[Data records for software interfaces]
-------------------------
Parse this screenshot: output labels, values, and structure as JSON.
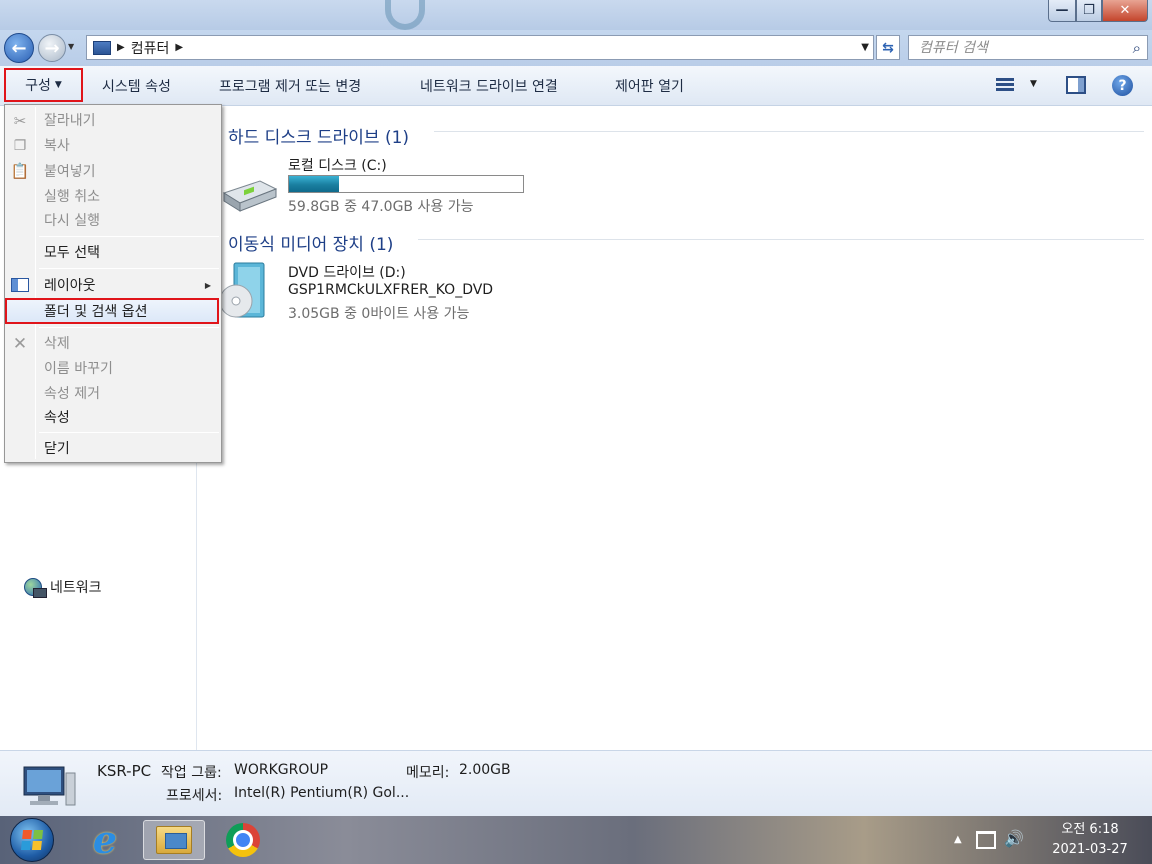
{
  "window": {
    "breadcrumb": "컴퓨터",
    "search_placeholder": "컴퓨터 검색",
    "controls": {
      "minimize": "—",
      "maximize": "❐",
      "close": "✕"
    }
  },
  "toolbar": {
    "organize_label": "구성",
    "system_properties": "시스템 속성",
    "uninstall_program": "프로그램 제거 또는 변경",
    "map_network_drive": "네트워크 드라이브 연결",
    "open_control_panel": "제어판 열기"
  },
  "organize_menu": {
    "items": [
      {
        "label": "잘라내기",
        "enabled": false,
        "icon": "scissors-icon"
      },
      {
        "label": "복사",
        "enabled": false,
        "icon": "copy-icon"
      },
      {
        "label": "붙여넣기",
        "enabled": false,
        "icon": "paste-icon"
      },
      {
        "label": "실행 취소",
        "enabled": false
      },
      {
        "label": "다시 실행",
        "enabled": false
      },
      {
        "label": "모두 선택",
        "enabled": true
      },
      {
        "label": "레이아웃",
        "enabled": true,
        "icon": "layout-icon",
        "submenu": true
      },
      {
        "label": "폴더 및 검색 옵션",
        "enabled": true,
        "highlighted": true
      },
      {
        "label": "삭제",
        "enabled": false,
        "icon": "delete-icon"
      },
      {
        "label": "이름 바꾸기",
        "enabled": false
      },
      {
        "label": "속성 제거",
        "enabled": false
      },
      {
        "label": "속성",
        "enabled": true
      },
      {
        "label": "닫기",
        "enabled": true
      }
    ]
  },
  "navigation": {
    "network_label": "네트워크"
  },
  "groups": {
    "hard_disks": {
      "title": "하드 디스크 드라이브 (1)",
      "drive": {
        "name": "로컬 디스크 (C:)",
        "space": "59.8GB 중 47.0GB 사용 가능",
        "used_fraction": 0.214
      }
    },
    "removable": {
      "title": "이동식 미디어 장치 (1)",
      "drive": {
        "name": "DVD 드라이브 (D:)",
        "label": "GSP1RMCkULXFRER_KO_DVD",
        "space": "3.05GB 중 0바이트 사용 가능"
      }
    }
  },
  "details": {
    "computer_name": "KSR-PC",
    "workgroup_label": "작업 그룹:",
    "workgroup": "WORKGROUP",
    "memory_label": "메모리:",
    "memory": "2.00GB",
    "processor_label": "프로세서:",
    "processor": "Intel(R) Pentium(R) Gol..."
  },
  "taskbar": {
    "time": "오전 6:18",
    "date": "2021-03-27"
  },
  "colors": {
    "highlight_box": "#e0141a",
    "group_title": "#1e3f87",
    "drive_bar": "#1a7fa0"
  }
}
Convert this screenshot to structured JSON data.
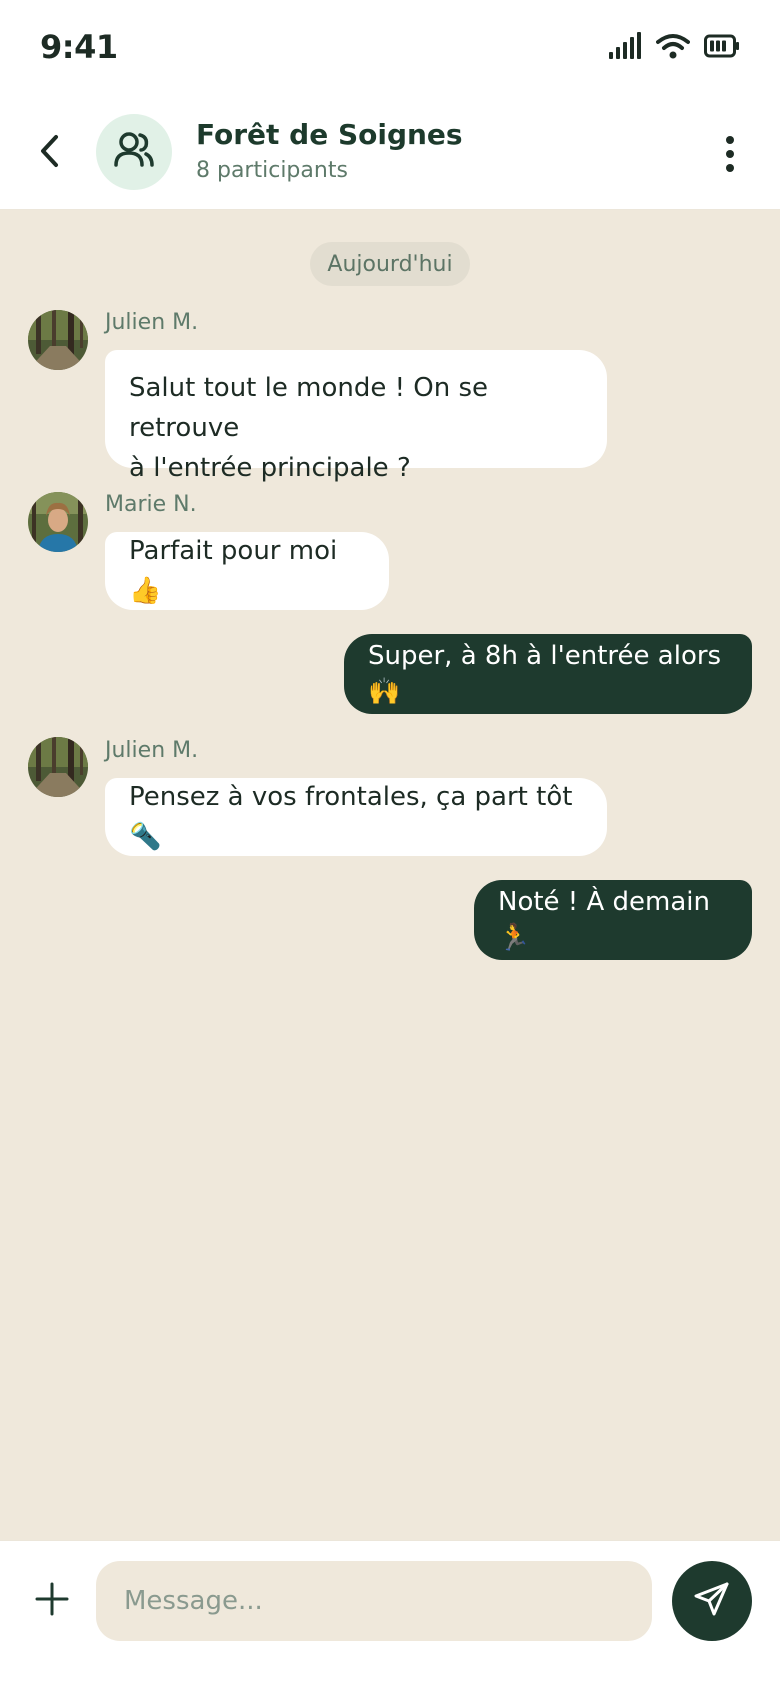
{
  "status_bar": {
    "time": "9:41"
  },
  "header": {
    "title": "Forêt de Soignes",
    "subtitle": "8 participants"
  },
  "chat": {
    "date_label": "Aujourd'hui",
    "messages": [
      {
        "sender": "Julien M.",
        "direction": "incoming",
        "line1": "Salut tout le monde ! On se retrouve",
        "line2": "à l'entrée principale ?"
      },
      {
        "sender": "Marie N.",
        "direction": "incoming",
        "text": "Parfait pour moi 👍"
      },
      {
        "direction": "outgoing",
        "text": "Super, à 8h à l'entrée alors 🙌"
      },
      {
        "sender": "Julien M.",
        "direction": "incoming",
        "text": "Pensez à vos frontales, ça part tôt 🔦"
      },
      {
        "direction": "outgoing",
        "text": "Noté ! À demain 🏃"
      }
    ]
  },
  "composer": {
    "placeholder": "Message..."
  },
  "colors": {
    "accent": "#1e3a2e",
    "chat_background": "#efe8db",
    "muted_text": "#5e7a6a"
  },
  "icons": {
    "back": "chevron-left-icon",
    "group": "users-icon",
    "more": "more-vertical-icon",
    "add": "plus-icon",
    "send": "send-icon"
  }
}
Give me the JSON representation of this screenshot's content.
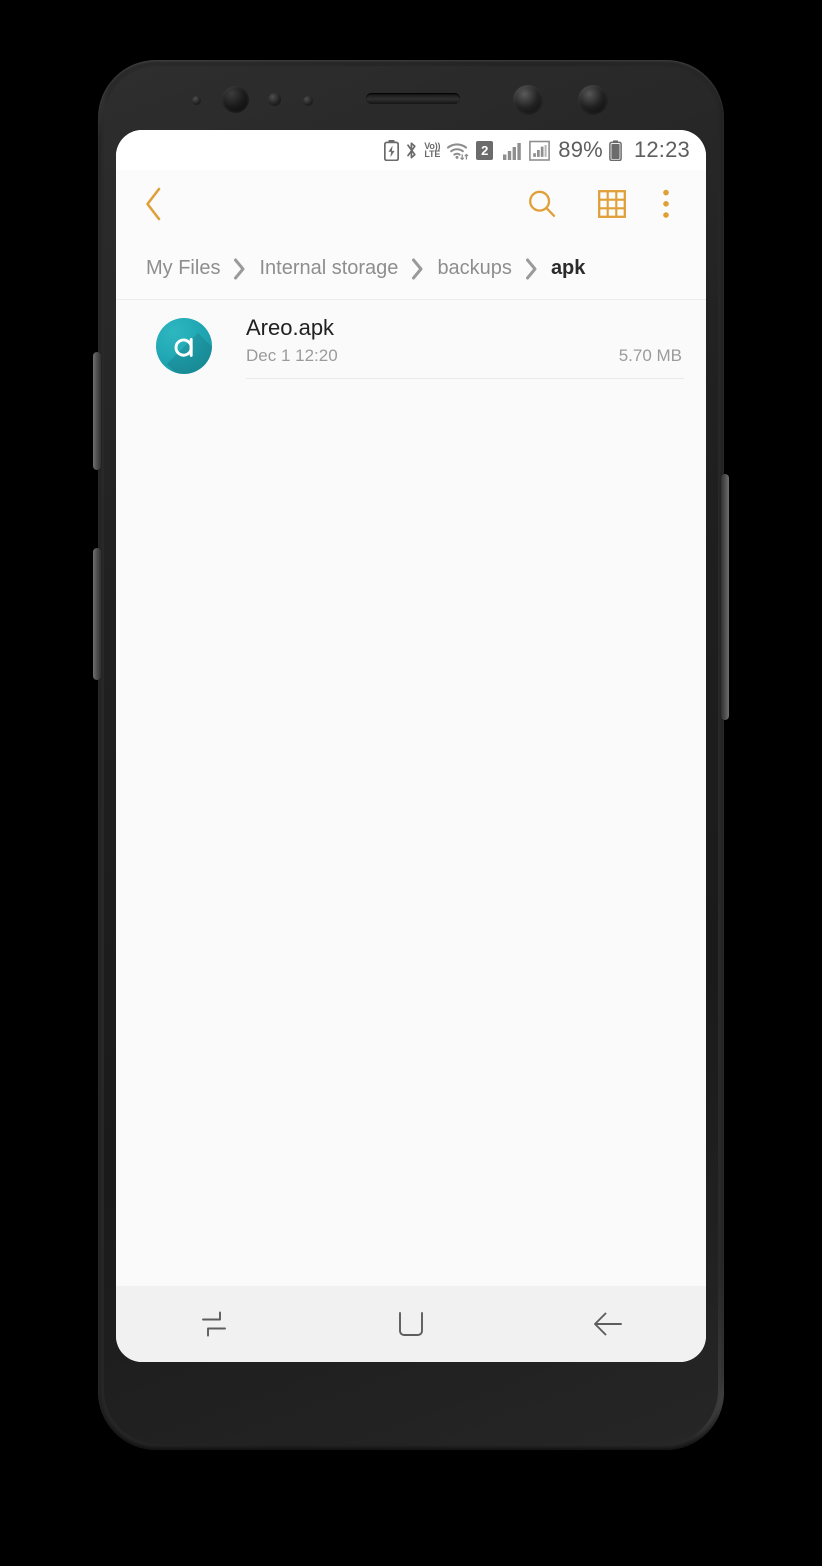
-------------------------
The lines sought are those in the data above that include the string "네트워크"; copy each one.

» SOLUTION TO THIS EXERCISE:
    "map_network_drive": "네트워크 드라이브 연결",
    "network_label": "네트워크"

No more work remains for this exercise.